What you will do
Check each line of the material below, and copy it if it holds the string "network".

*** Opening The input ***

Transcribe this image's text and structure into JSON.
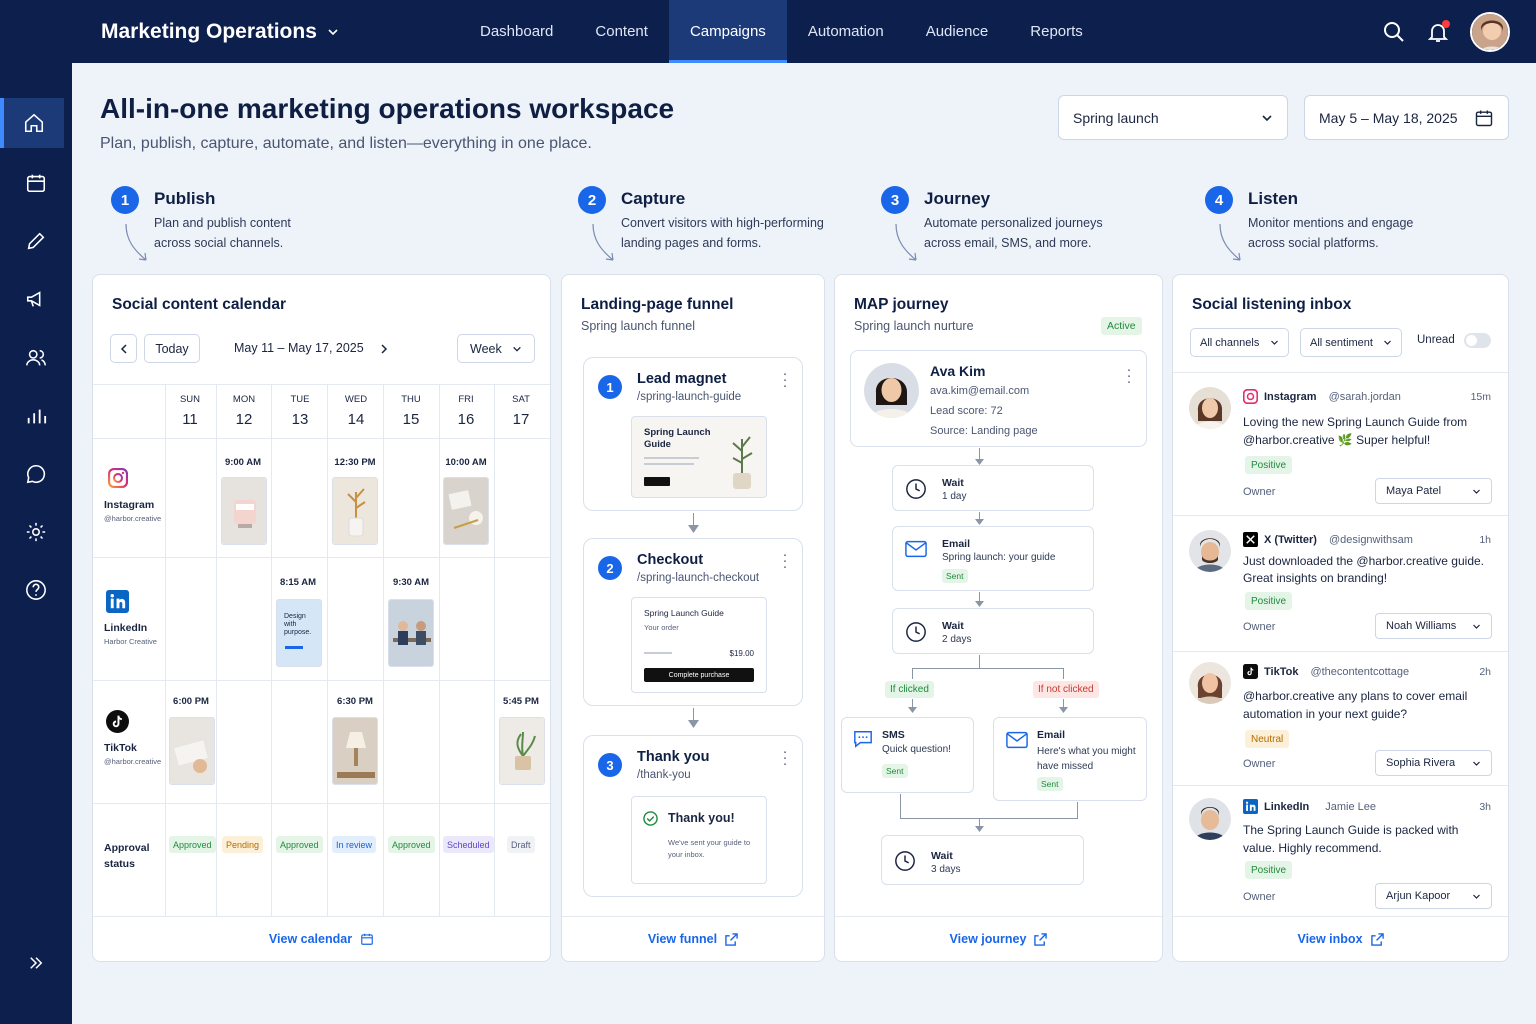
{
  "app": {
    "title": "Marketing Operations"
  },
  "nav": {
    "tabs": [
      "Dashboard",
      "Content",
      "Campaigns",
      "Automation",
      "Audience",
      "Reports"
    ],
    "active": "Campaigns"
  },
  "sidebar": {
    "items": [
      "home-icon",
      "calendar-icon",
      "pencil-icon",
      "megaphone-icon",
      "users-icon",
      "bar-chart-icon",
      "chat-icon",
      "gear-icon",
      "help-icon"
    ],
    "expand_icon": "chevrons-right-icon"
  },
  "header": {
    "title": "All-in-one marketing operations workspace",
    "subtitle": "Plan, publish, capture, automate, and listen—everything in one place.",
    "campaign": "Spring launch",
    "date_range": "May 5 – May 18, 2025"
  },
  "steps": [
    {
      "num": "1",
      "title": "Publish",
      "desc": "Plan and publish content across social channels."
    },
    {
      "num": "2",
      "title": "Capture",
      "desc": "Convert visitors with high-performing landing pages and forms."
    },
    {
      "num": "3",
      "title": "Journey",
      "desc": "Automate personalized journeys across email, SMS, and more."
    },
    {
      "num": "4",
      "title": "Listen",
      "desc": "Monitor mentions and engage across social platforms."
    }
  ],
  "calendar": {
    "title": "Social content calendar",
    "today": "Today",
    "range": "May 11 – May 17, 2025",
    "view": "Week",
    "days": [
      {
        "dow": "SUN",
        "num": "11"
      },
      {
        "dow": "MON",
        "num": "12"
      },
      {
        "dow": "TUE",
        "num": "13"
      },
      {
        "dow": "WED",
        "num": "14"
      },
      {
        "dow": "THU",
        "num": "15"
      },
      {
        "dow": "FRI",
        "num": "16"
      },
      {
        "dow": "SAT",
        "num": "17"
      }
    ],
    "channels": [
      {
        "name": "Instagram",
        "handle": "@harbor.creative"
      },
      {
        "name": "LinkedIn",
        "handle": "Harbor Creative"
      },
      {
        "name": "TikTok",
        "handle": "@harbor.creative"
      }
    ],
    "times": {
      "ig_mon": "9:00 AM",
      "ig_wed": "12:30 PM",
      "ig_fri": "10:00 AM",
      "li_tue": "8:15 AM",
      "li_thu": "9:30 AM",
      "tt_sun": "6:00 PM",
      "tt_wed": "6:30 PM",
      "tt_sat": "5:45 PM"
    },
    "post_text": {
      "li_tue": "Design with purpose."
    },
    "approval_label": "Approval status",
    "approvals": [
      "Approved",
      "Pending",
      "Approved",
      "In review",
      "Approved",
      "Scheduled",
      "Draft"
    ],
    "footer": "View calendar"
  },
  "funnel": {
    "title": "Landing-page funnel",
    "subtitle": "Spring launch funnel",
    "steps": [
      {
        "num": "1",
        "title": "Lead magnet",
        "path": "/spring-launch-guide"
      },
      {
        "num": "2",
        "title": "Checkout",
        "path": "/spring-launch-checkout"
      },
      {
        "num": "3",
        "title": "Thank you",
        "path": "/thank-you"
      }
    ],
    "preview1": {
      "title": "Spring Launch Guide"
    },
    "preview2": {
      "title": "Spring Launch Guide",
      "sub": "Your order",
      "price": "$19.00",
      "button": "Complete purchase"
    },
    "preview3": {
      "title": "Thank you!",
      "text": "We've sent your guide to your inbox."
    },
    "footer": "View funnel"
  },
  "journey": {
    "title": "MAP journey",
    "subtitle": "Spring launch nurture",
    "status": "Active",
    "contact": {
      "name": "Ava Kim",
      "email": "ava.kim@email.com",
      "score": "Lead score: 72",
      "source": "Source: Landing page"
    },
    "wait1": {
      "title": "Wait",
      "sub": "1 day"
    },
    "email1": {
      "title": "Email",
      "sub": "Spring launch: your guide",
      "status": "Sent"
    },
    "wait2": {
      "title": "Wait",
      "sub": "2 days"
    },
    "branch_yes": "If clicked",
    "branch_no": "If not clicked",
    "sms": {
      "title": "SMS",
      "sub": "Quick question!",
      "status": "Sent"
    },
    "email2": {
      "title": "Email",
      "sub": "Here's what you might have missed",
      "status": "Sent"
    },
    "wait3": {
      "title": "Wait",
      "sub": "3 days"
    },
    "footer": "View journey"
  },
  "listening": {
    "title": "Social listening inbox",
    "filters": {
      "channels": "All channels",
      "sentiment": "All sentiment",
      "unread": "Unread"
    },
    "owner_label": "Owner",
    "posts": [
      {
        "network": "Instagram",
        "handle": "@sarah.jordan",
        "time": "15m",
        "text": "Loving the new Spring Launch Guide from @harbor.creative 🌿 Super helpful!",
        "sentiment": "Positive",
        "owner": "Maya Patel"
      },
      {
        "network": "X (Twitter)",
        "handle": "@designwithsam",
        "time": "1h",
        "text": "Just downloaded the @harbor.creative guide. Great insights on branding!",
        "sentiment": "Positive",
        "owner": "Noah Williams"
      },
      {
        "network": "TikTok",
        "handle": "@thecontentcottage",
        "time": "2h",
        "text": "@harbor.creative any plans to cover email automation in your next guide?",
        "sentiment": "Neutral",
        "owner": "Sophia Rivera"
      },
      {
        "network": "LinkedIn",
        "handle": "Jamie Lee",
        "time": "3h",
        "text": "The Spring Launch Guide is packed with value. Highly recommend.",
        "sentiment": "Positive",
        "owner": "Arjun Kapoor"
      }
    ],
    "footer": "View inbox"
  }
}
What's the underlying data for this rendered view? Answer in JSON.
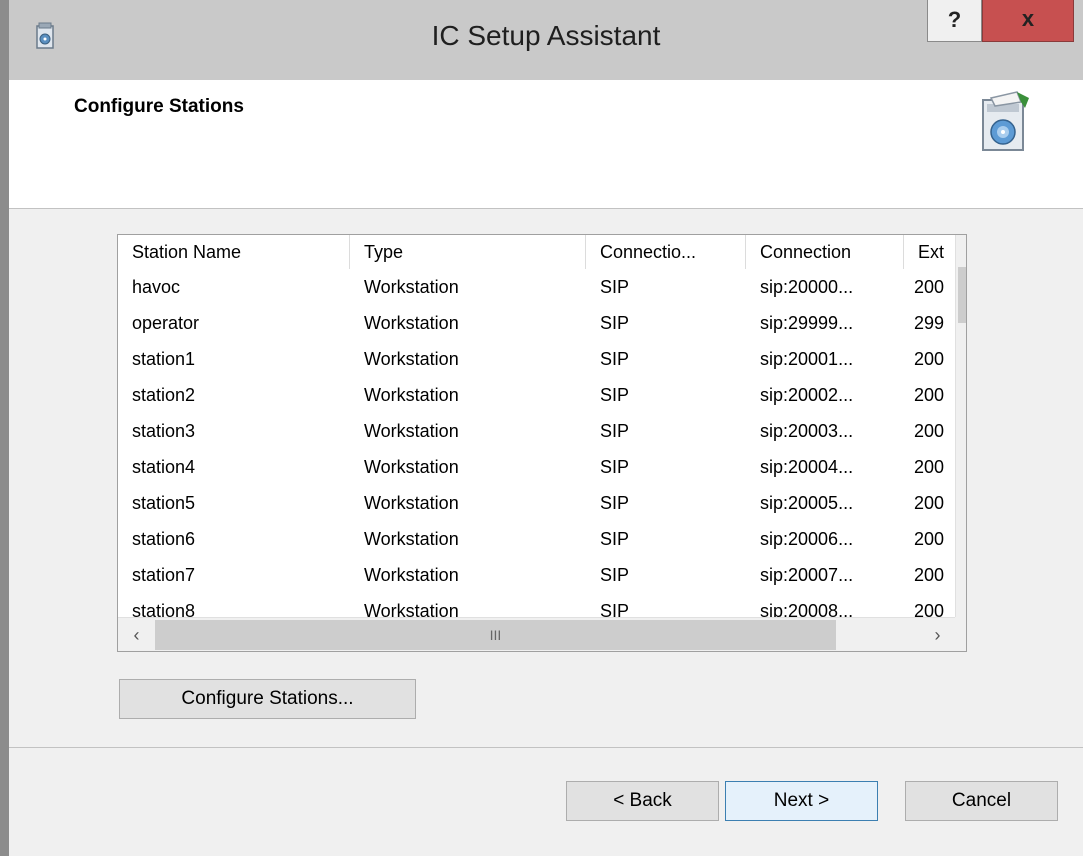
{
  "window": {
    "title": "IC Setup Assistant",
    "help_label": "?",
    "close_label": "x"
  },
  "header": {
    "title": "Configure Stations"
  },
  "table": {
    "columns": [
      "Station Name",
      "Type",
      "Connectio...",
      "Connection",
      "Ext"
    ],
    "rows": [
      [
        "havoc",
        "Workstation",
        "SIP",
        "sip:20000...",
        "200"
      ],
      [
        "operator",
        "Workstation",
        "SIP",
        "sip:29999...",
        "299"
      ],
      [
        "station1",
        "Workstation",
        "SIP",
        "sip:20001...",
        "200"
      ],
      [
        "station2",
        "Workstation",
        "SIP",
        "sip:20002...",
        "200"
      ],
      [
        "station3",
        "Workstation",
        "SIP",
        "sip:20003...",
        "200"
      ],
      [
        "station4",
        "Workstation",
        "SIP",
        "sip:20004...",
        "200"
      ],
      [
        "station5",
        "Workstation",
        "SIP",
        "sip:20005...",
        "200"
      ],
      [
        "station6",
        "Workstation",
        "SIP",
        "sip:20006...",
        "200"
      ],
      [
        "station7",
        "Workstation",
        "SIP",
        "sip:20007...",
        "200"
      ],
      [
        "station8",
        "Workstation",
        "SIP",
        "sip:20008...",
        "200"
      ]
    ]
  },
  "configure_button": "Configure Stations...",
  "footer": {
    "back": "< Back",
    "next": "Next >",
    "cancel": "Cancel"
  },
  "colors": {
    "close_button": "#c75050",
    "content_bg": "#f0f0f0",
    "window_frame": "#c9c9c9"
  }
}
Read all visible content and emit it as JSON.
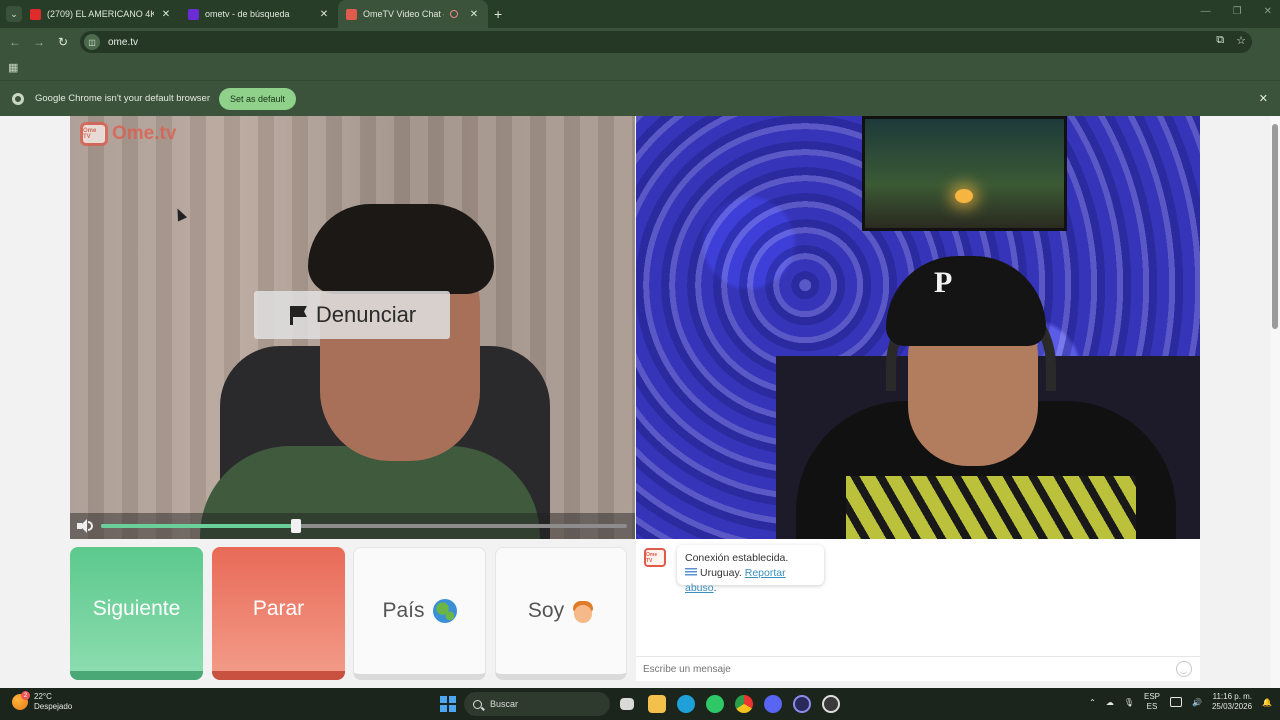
{
  "browser": {
    "tabs": [
      {
        "title": "(2709) EL AMERICANO 4KT - C...",
        "favicon_color": "#e02b2b"
      },
      {
        "title": "ometv - de búsqueda",
        "favicon_color": "#6b2bd6"
      },
      {
        "title": "OmeTV Video Chat — Ome...",
        "favicon_color": "#e05b4b"
      }
    ],
    "url": "ome.tv",
    "infobar": {
      "message": "Google Chrome isn't your default browser",
      "button": "Set as default"
    }
  },
  "video": {
    "logo_text": "Ome.tv",
    "logo_badge": "Ome TV",
    "report_button": "Denunciar",
    "volume_level": 0.37
  },
  "controls": {
    "next": "Siguiente",
    "stop": "Parar",
    "country": "País",
    "gender": "Soy"
  },
  "chat": {
    "status": "Conexión establecida.",
    "country": "Uruguay.",
    "report_link": "Reportar abuso",
    "link_suffix": ".",
    "input_placeholder": "Escribe un mensaje"
  },
  "taskbar": {
    "temperature": "22°C",
    "weather": "Despejado",
    "weather_badge": "2",
    "search_label": "Buscar",
    "lang_top": "ESP",
    "lang_bottom": "ES",
    "time": "11:16 p. m.",
    "date": "25/03/2026"
  },
  "colors": {
    "next": "#5cc98d",
    "stop": "#e86a57",
    "brand": "#e05b4b",
    "link": "#3a8fc0"
  }
}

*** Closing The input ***

Solution
        "network": "Instagram",
        "network": "X (Twitter)",
        "network": "TikTok",
        "network": "LinkedIn",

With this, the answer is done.